● **Task to carry out**
Please return every line of the records that contains the word "value".

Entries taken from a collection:
>>>>

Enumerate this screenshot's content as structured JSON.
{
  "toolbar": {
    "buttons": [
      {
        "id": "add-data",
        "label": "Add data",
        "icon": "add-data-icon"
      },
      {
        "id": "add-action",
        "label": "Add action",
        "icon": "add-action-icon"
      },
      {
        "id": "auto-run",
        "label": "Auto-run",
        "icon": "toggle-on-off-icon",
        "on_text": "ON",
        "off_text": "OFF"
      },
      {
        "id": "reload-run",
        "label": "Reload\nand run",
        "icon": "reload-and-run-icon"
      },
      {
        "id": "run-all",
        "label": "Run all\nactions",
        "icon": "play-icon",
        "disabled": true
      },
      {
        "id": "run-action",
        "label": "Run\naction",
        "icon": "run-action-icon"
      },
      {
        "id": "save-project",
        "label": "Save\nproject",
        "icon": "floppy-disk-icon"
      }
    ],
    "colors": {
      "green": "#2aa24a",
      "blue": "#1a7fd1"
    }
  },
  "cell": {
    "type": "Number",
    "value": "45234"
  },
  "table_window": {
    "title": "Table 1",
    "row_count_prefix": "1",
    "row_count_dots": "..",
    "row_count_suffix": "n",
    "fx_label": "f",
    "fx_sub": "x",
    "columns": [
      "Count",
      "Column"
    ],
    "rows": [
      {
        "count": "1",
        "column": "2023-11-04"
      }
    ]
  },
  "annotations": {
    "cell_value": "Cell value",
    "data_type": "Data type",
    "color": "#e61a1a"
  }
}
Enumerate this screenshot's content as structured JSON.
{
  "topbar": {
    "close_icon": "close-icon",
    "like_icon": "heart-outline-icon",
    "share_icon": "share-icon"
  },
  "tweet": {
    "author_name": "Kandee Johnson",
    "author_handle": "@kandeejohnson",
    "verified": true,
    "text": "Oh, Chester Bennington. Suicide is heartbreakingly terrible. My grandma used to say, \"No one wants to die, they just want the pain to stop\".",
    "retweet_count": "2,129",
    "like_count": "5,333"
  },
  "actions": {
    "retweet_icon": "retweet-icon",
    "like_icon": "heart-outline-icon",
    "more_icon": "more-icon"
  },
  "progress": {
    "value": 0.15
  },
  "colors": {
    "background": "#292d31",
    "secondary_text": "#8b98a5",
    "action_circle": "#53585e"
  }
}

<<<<

● **Expected answer**
    "value": "45234"
    "cell_value": "Cell value",
    "value": 0.15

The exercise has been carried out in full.